Non-domiciles (or non-doms as they are often referred to) have hit the headlines recently following the prime minister’s wife’s non-dom status being publicised. For inheritance tax, having a non-dom status can be very beneficial but it is a complicated area.
What is a non-dom?
A person is considered a non-dom when they have a domicile status outside of the UK. Domicile is a complicated concept and is based on both actions and the intention of an individual. A domicile is not automatically obtained by acquiring a new nationality or moving abroad to live in another country. There are many more factors behind domicile.
Everyone is born with a domicile of origin, usually acquired from parents. The domicile status of an individual can change throughout their lifetime and at times, the domicile of origin may be revived. The most likely change of domicile is when an individual obtains a new domicile of choice by permanently moving to a new country and with sufficient intention to remain there on a permanent basis.
Domicile is very case specific and advice should be sought in both lifetime and by executors on the death of a non-dom.
What is deemed domicile?
Deemed domicile is another concept you should be aware of for inheritance tax purposes. Even if you have a domicile for succession purposes for a country outside of the UK, you can still for inheritance tax purposes, be treated as UK domiciled. The rules for deemed domicile changed in 2017 with the potential of being caught by the rules now even larger. To be deemed domicile you now need to be one of the following:
(a) Domiciled in the UK at any point within the three years leading up to death;
(b) Resident in the UK for 15 of the last 20 years.
What is the difference between residence, nationality and domicile?
The three terms, residence, nationality and domicile, tend to be used interchangeably but, certainly from a legal perspective, have significantly different meanings. Residence is at its most basic form the country in which you are resident and is generally speaking quite clear to determine.
Nationality is the status of belonging to a particular nation. You are born with a certain nationality and you can acquire and apply for different nationalities throughout your lifetime. Again, this is generally speaking quite easy to determine.
However domicile has a very different meaning to both residence and nationality; the domicile of an individual is the permanent home of someone. It is not generally as clear cut as residence and nationality and many different factors are taken into account to determine the domicile of an individual such as length of time in a country, frequency of visits to other countries, family links, economical links, citizenship and even cultural links. It is quite possible to be resident in one country, a national of another and domiciled in another. One important distinction is that you can only have one domicile at a time whereas you can, and will often find individuals, who are resident in two different countries and/or have dual-nationality.

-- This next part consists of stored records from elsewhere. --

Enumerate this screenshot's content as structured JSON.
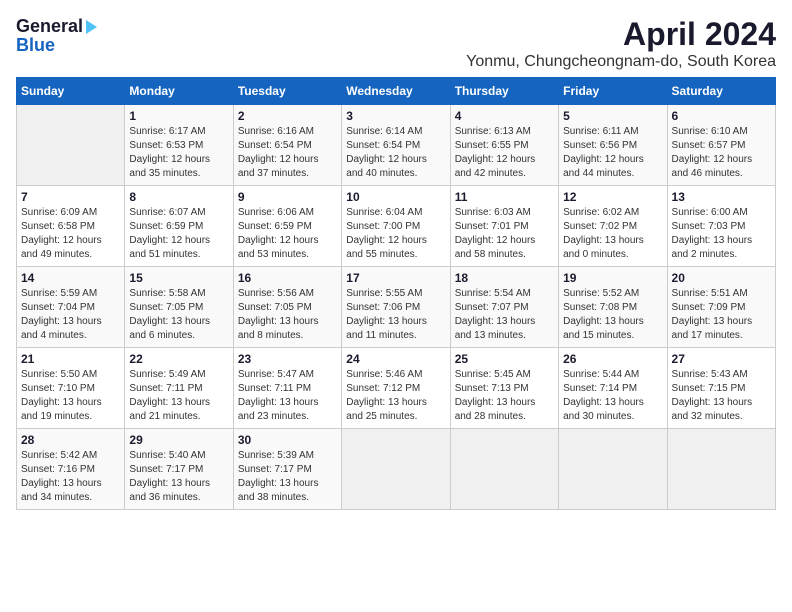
{
  "header": {
    "logo_line1": "General",
    "logo_line2": "Blue",
    "title": "April 2024",
    "subtitle": "Yonmu, Chungcheongnam-do, South Korea"
  },
  "weekdays": [
    "Sunday",
    "Monday",
    "Tuesday",
    "Wednesday",
    "Thursday",
    "Friday",
    "Saturday"
  ],
  "weeks": [
    [
      {
        "num": "",
        "info": ""
      },
      {
        "num": "1",
        "info": "Sunrise: 6:17 AM\nSunset: 6:53 PM\nDaylight: 12 hours\nand 35 minutes."
      },
      {
        "num": "2",
        "info": "Sunrise: 6:16 AM\nSunset: 6:54 PM\nDaylight: 12 hours\nand 37 minutes."
      },
      {
        "num": "3",
        "info": "Sunrise: 6:14 AM\nSunset: 6:54 PM\nDaylight: 12 hours\nand 40 minutes."
      },
      {
        "num": "4",
        "info": "Sunrise: 6:13 AM\nSunset: 6:55 PM\nDaylight: 12 hours\nand 42 minutes."
      },
      {
        "num": "5",
        "info": "Sunrise: 6:11 AM\nSunset: 6:56 PM\nDaylight: 12 hours\nand 44 minutes."
      },
      {
        "num": "6",
        "info": "Sunrise: 6:10 AM\nSunset: 6:57 PM\nDaylight: 12 hours\nand 46 minutes."
      }
    ],
    [
      {
        "num": "7",
        "info": "Sunrise: 6:09 AM\nSunset: 6:58 PM\nDaylight: 12 hours\nand 49 minutes."
      },
      {
        "num": "8",
        "info": "Sunrise: 6:07 AM\nSunset: 6:59 PM\nDaylight: 12 hours\nand 51 minutes."
      },
      {
        "num": "9",
        "info": "Sunrise: 6:06 AM\nSunset: 6:59 PM\nDaylight: 12 hours\nand 53 minutes."
      },
      {
        "num": "10",
        "info": "Sunrise: 6:04 AM\nSunset: 7:00 PM\nDaylight: 12 hours\nand 55 minutes."
      },
      {
        "num": "11",
        "info": "Sunrise: 6:03 AM\nSunset: 7:01 PM\nDaylight: 12 hours\nand 58 minutes."
      },
      {
        "num": "12",
        "info": "Sunrise: 6:02 AM\nSunset: 7:02 PM\nDaylight: 13 hours\nand 0 minutes."
      },
      {
        "num": "13",
        "info": "Sunrise: 6:00 AM\nSunset: 7:03 PM\nDaylight: 13 hours\nand 2 minutes."
      }
    ],
    [
      {
        "num": "14",
        "info": "Sunrise: 5:59 AM\nSunset: 7:04 PM\nDaylight: 13 hours\nand 4 minutes."
      },
      {
        "num": "15",
        "info": "Sunrise: 5:58 AM\nSunset: 7:05 PM\nDaylight: 13 hours\nand 6 minutes."
      },
      {
        "num": "16",
        "info": "Sunrise: 5:56 AM\nSunset: 7:05 PM\nDaylight: 13 hours\nand 8 minutes."
      },
      {
        "num": "17",
        "info": "Sunrise: 5:55 AM\nSunset: 7:06 PM\nDaylight: 13 hours\nand 11 minutes."
      },
      {
        "num": "18",
        "info": "Sunrise: 5:54 AM\nSunset: 7:07 PM\nDaylight: 13 hours\nand 13 minutes."
      },
      {
        "num": "19",
        "info": "Sunrise: 5:52 AM\nSunset: 7:08 PM\nDaylight: 13 hours\nand 15 minutes."
      },
      {
        "num": "20",
        "info": "Sunrise: 5:51 AM\nSunset: 7:09 PM\nDaylight: 13 hours\nand 17 minutes."
      }
    ],
    [
      {
        "num": "21",
        "info": "Sunrise: 5:50 AM\nSunset: 7:10 PM\nDaylight: 13 hours\nand 19 minutes."
      },
      {
        "num": "22",
        "info": "Sunrise: 5:49 AM\nSunset: 7:11 PM\nDaylight: 13 hours\nand 21 minutes."
      },
      {
        "num": "23",
        "info": "Sunrise: 5:47 AM\nSunset: 7:11 PM\nDaylight: 13 hours\nand 23 minutes."
      },
      {
        "num": "24",
        "info": "Sunrise: 5:46 AM\nSunset: 7:12 PM\nDaylight: 13 hours\nand 25 minutes."
      },
      {
        "num": "25",
        "info": "Sunrise: 5:45 AM\nSunset: 7:13 PM\nDaylight: 13 hours\nand 28 minutes."
      },
      {
        "num": "26",
        "info": "Sunrise: 5:44 AM\nSunset: 7:14 PM\nDaylight: 13 hours\nand 30 minutes."
      },
      {
        "num": "27",
        "info": "Sunrise: 5:43 AM\nSunset: 7:15 PM\nDaylight: 13 hours\nand 32 minutes."
      }
    ],
    [
      {
        "num": "28",
        "info": "Sunrise: 5:42 AM\nSunset: 7:16 PM\nDaylight: 13 hours\nand 34 minutes."
      },
      {
        "num": "29",
        "info": "Sunrise: 5:40 AM\nSunset: 7:17 PM\nDaylight: 13 hours\nand 36 minutes."
      },
      {
        "num": "30",
        "info": "Sunrise: 5:39 AM\nSunset: 7:17 PM\nDaylight: 13 hours\nand 38 minutes."
      },
      {
        "num": "",
        "info": ""
      },
      {
        "num": "",
        "info": ""
      },
      {
        "num": "",
        "info": ""
      },
      {
        "num": "",
        "info": ""
      }
    ]
  ]
}
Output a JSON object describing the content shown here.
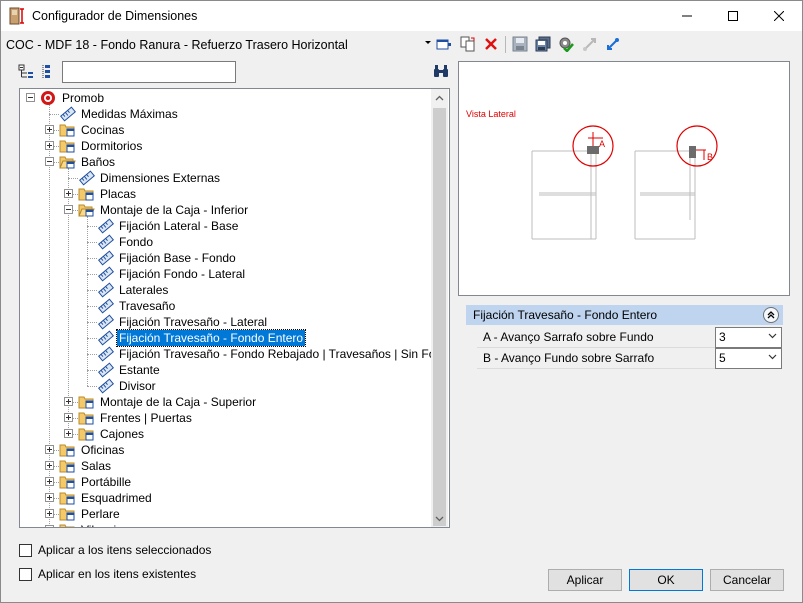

Whilst in England, for tax purposes, a huge amount of weight is placed on the domicile of an individual this is not mirrored in all jurisdictions. Some countries rely on the residence of an individual for many succession and tax regulations. Other countries rely on the nationality of an individual to determine the laws applicable to succession – such as Italy and the Philippines.
What is the impact of domicile for inheritance tax?
Non-dom status can have a huge impact for Inheritance Tax (IHT). A person who is UK domiciled for IHT will be subject to IHT on their worldwide estate. However, a non-dom will only suffer IHT on their assets in the UK.
UK domiciled individuals with assets abroad will need to look to other reliefs such as under a double taxation treaty or unilateral relief to limit the impact of potentially being taxed in two jurisdictions on the same assets.
Our expert Probate team regularly advises on and assists with estates with Domicile issues, please get in touch if you have any questions firstname.lastname@example.org.